What is required:
Reproduce the entries that follow exactly, dropping each image.

-------- Material for the task

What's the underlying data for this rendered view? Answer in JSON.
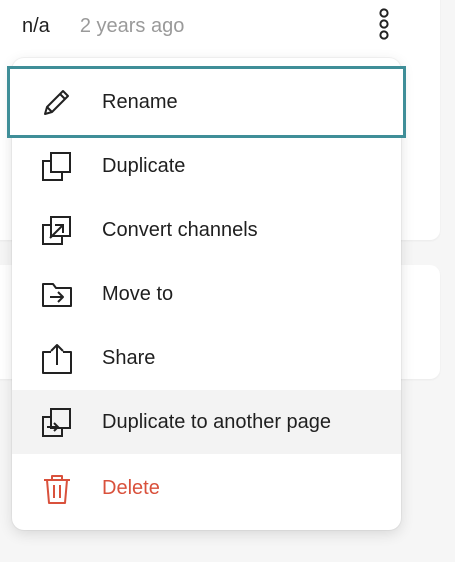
{
  "card": {
    "meta_value": "n/a",
    "meta_time": "2 years ago"
  },
  "context_menu": {
    "items": [
      {
        "label": "Rename",
        "icon": "pencil-icon"
      },
      {
        "label": "Duplicate",
        "icon": "duplicate-icon"
      },
      {
        "label": "Convert channels",
        "icon": "convert-channels-icon"
      },
      {
        "label": "Move to",
        "icon": "folder-move-icon"
      },
      {
        "label": "Share",
        "icon": "share-icon"
      },
      {
        "label": "Duplicate to another page",
        "icon": "duplicate-to-page-icon"
      },
      {
        "label": "Delete",
        "icon": "trash-icon"
      }
    ]
  },
  "colors": {
    "focus_ring": "#3f8e98",
    "danger": "#d9513c",
    "hover_bg": "#f3f3f3",
    "muted_text": "#9a9a9a"
  }
}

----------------

Expected answer:
What's the underlying data for this rendered view? Answer in JSON.
{
  "card": {
    "meta_value": "n/a",
    "meta_time": "2 years ago"
  },
  "context_menu": {
    "items": [
      {
        "label": "Rename",
        "icon": "pencil-icon"
      },
      {
        "label": "Duplicate",
        "icon": "duplicate-icon"
      },
      {
        "label": "Convert channels",
        "icon": "convert-channels-icon"
      },
      {
        "label": "Move to",
        "icon": "folder-move-icon"
      },
      {
        "label": "Share",
        "icon": "share-icon"
      },
      {
        "label": "Duplicate to another page",
        "icon": "duplicate-to-page-icon"
      },
      {
        "label": "Delete",
        "icon": "trash-icon"
      }
    ]
  },
  "colors": {
    "focus_ring": "#3f8e98",
    "danger": "#d9513c",
    "hover_bg": "#f3f3f3",
    "muted_text": "#9a9a9a"
  }
}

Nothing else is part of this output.